I have to admit, I was stumped.
Although I’ve helped hundreds of authors to bring their books to reality, I didn’t have a ready answer. Adding to my “stumped-ness” was the fact that she was a university student who happened to be taking a course in writing Historical Non-Fiction, and whose stated career goal was to write health policy. If she didn’t know how to become a writer, what hope was there for the rest of us?
After some consideration, I managed an answer. I told her, “Just write.”
She nodded slowly, then the flow of conversation changed and that was that. I’ve been left thinking I should have had a better answer, but I keep coming back to the same one: Just write.
It occurred to me that people who write as part of their job or for school have several things in common. They have deadlines, topics, and structure. There is a stated goal and a framework. Regular feedback and other influences help them get past their inner critics.
Writers of policy and procedure manuals have people to interview for topic matter, and a table of contents to work from. The inner critic has been silenced by a well-paying contract and meetings with a happy client. The regular client feedback is reaffirming and helps the writer adjust the content and project plan along the way.
Bloggers have created a habit, use an editorial calendar (hopefully) for guidance and structure, and reader comments help them overcome their inner critics.
And students have deadlines and topic guidelines. It doesn’t matter how loudly one’s inner critic is screaming, students must hand in something or jeopardize their grades. The teacher and other students provide feedback and guidance to keep the young writer moving forward.
Authors working on their own have none of these supports. So, to become a writer on one’s own, one would need to create a working environment that included these provisions.

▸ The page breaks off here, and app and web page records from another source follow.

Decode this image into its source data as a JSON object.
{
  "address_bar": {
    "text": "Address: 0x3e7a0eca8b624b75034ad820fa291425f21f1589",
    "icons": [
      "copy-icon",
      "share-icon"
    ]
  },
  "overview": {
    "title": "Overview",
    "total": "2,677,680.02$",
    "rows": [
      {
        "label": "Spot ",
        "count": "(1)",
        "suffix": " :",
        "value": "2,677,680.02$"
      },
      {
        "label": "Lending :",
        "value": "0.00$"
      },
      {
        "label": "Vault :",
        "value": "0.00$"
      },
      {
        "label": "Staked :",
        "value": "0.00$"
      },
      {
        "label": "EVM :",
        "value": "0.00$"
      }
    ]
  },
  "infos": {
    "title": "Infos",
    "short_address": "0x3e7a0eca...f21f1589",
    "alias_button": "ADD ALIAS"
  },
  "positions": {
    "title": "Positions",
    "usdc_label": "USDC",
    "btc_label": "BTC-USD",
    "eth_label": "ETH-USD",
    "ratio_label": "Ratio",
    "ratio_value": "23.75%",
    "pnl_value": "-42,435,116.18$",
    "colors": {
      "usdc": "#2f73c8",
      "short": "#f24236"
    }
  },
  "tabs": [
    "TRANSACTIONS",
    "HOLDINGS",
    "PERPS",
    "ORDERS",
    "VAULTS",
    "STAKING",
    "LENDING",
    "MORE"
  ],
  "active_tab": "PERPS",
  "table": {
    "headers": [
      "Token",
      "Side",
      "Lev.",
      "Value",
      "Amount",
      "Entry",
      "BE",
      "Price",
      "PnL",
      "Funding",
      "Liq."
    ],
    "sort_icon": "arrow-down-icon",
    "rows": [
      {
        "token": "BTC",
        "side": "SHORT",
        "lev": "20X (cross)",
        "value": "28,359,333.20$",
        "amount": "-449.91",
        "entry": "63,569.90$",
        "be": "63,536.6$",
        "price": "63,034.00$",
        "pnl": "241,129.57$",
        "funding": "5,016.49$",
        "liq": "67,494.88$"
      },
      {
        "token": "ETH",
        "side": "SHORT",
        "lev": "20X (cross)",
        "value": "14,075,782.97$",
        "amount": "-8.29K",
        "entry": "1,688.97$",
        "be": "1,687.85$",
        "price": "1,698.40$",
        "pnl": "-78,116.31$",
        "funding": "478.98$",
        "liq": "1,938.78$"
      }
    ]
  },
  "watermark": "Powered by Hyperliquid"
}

In her best seller “The Artist’s Way,” multi-talented author and artist Julia Cameron teaches her students to write three Morning Pages, without fail, every morning. She encourages people to write about anything: your day; your plans; your shopping list; your gripes; your hopes, wishes and dreams; your ideas; your manifesto. The point is to just write. By doing so daily, writing becomes a habit. By writing three pages, you get used to generating a substantial amount of text. By proving to yourself that you can write three pages a day about nothing, you start to become a writer.
So, if you want to write, just write, but create a habit and a plan with deadlines. Know where you are going with your content (this may be easier when writing non-fiction). Finally, silence your inner critic (“The Artist’s Way” has some good ideas on how to do this). Create a working environment that mirrors the supports provided to students and those who write as part of their jobs, and, then, just write!